- Belinda Wheeler, Associate Professor of English, Claflin University (SC)
- Corinne Wohlford, Associate Vice President for Academic Affairs and Assistant Professor of American History and Culture, Fontbonne University (MO)
- Karen Younger, Assistant Professor of History, Waynesburg University (PA)
About Sacred Heart University
Sacred Heart University, the second-largest independent Catholic university in New England, offers more than 70 undergraduate, graduate, doctoral and certificate programs on its main campus in Fairfield, Conn., and satellites in Connecticut, Luxembourg and Ireland. More than 8,500 students attend the University’s five colleges: Arts & Sciences; Health Professions; Nursing; the Jack Welch College of Business; and the Isabelle Farrington College of Education. The Princeton Review includes SHU in its guides, Best 382 Colleges–2018 Edition, “Best in the Northeast” and Best 267 Business Schools–2018 Edition. It also placed SHU on its lists for “Best College Theater” and “Most Engaged in Community Service,” each of which comprises only 20 U.S. schools. U.S.News & World Report ranks SHU in its Best Colleges 2018 guidebook and calls SHU the fourth “Most Innovative School” in the North. The Chronicle of Higher Education also names SHU one of the fastest-growing Roman Catholic universities in its 2016 almanac. Sacred Heart fields 32 Division I athletic teams and has an award-winning program of community service. www.sacredheart.edu
About the Council of Independent Colleges
The Council of Independent Colleges (CIC) is an association of 770 nonprofit independent colleges and universities, state-based councils of independent colleges, and other higher education affiliates, that works to support college and university leadership, advance institutional excellence, and enhance public understanding of independent higher education’s contributions to society. CIC is the major national organization that focuses on services to leaders of independent colleges and universities and state-based councils. CIC offers conferences, seminars, publications, and other programs and services that help institutions improve educational quality, administrative and financial performance, student outcomes, and institutional visibility. It conducts the largest annual conferences of college and university presidents and of chief academic officers in the United States. Founded in 1956, CIC is headquartered at One Dupont Circle in Washington, DC. For more information, visit www.cic.edu.
About the Gilder Lehrman Institute of American History

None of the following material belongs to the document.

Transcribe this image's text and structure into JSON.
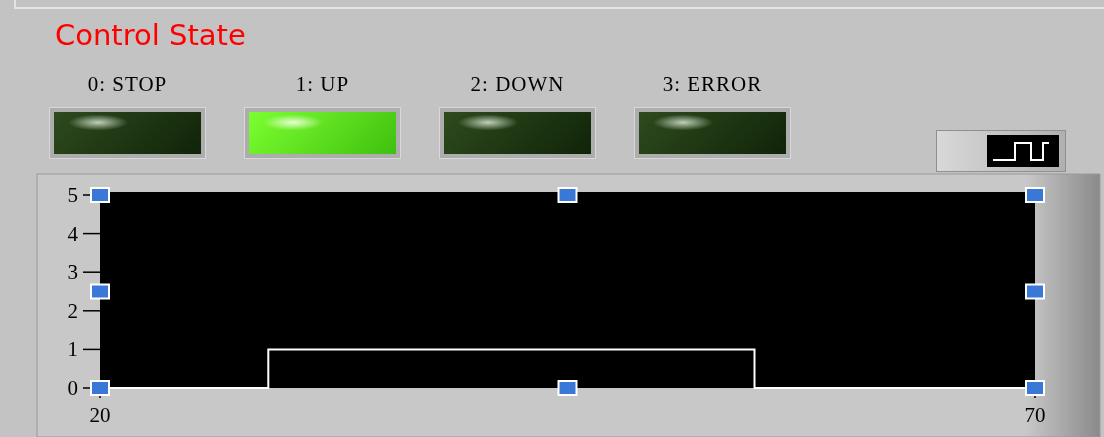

Founded in 1994 by Richard Gilder and Lewis E. Lehrman, the Gilder Lehrman Institute of American History is a nonprofit organization devoted to the improvement of history education. The Institute has developed an array of programs for schools, teachers, and students that now operate in all 50 states, including a website that features more than 60,000 unique historical documents in the Gilder Lehrman Collection. Each year the Institute offers support and resources to tens of thousands of teachers, and through them enhances the education of more than a million students. The Institute’s programs have been recognized by awards from the White House, the National Endowment for the Humanities, and the Organization of American Historians.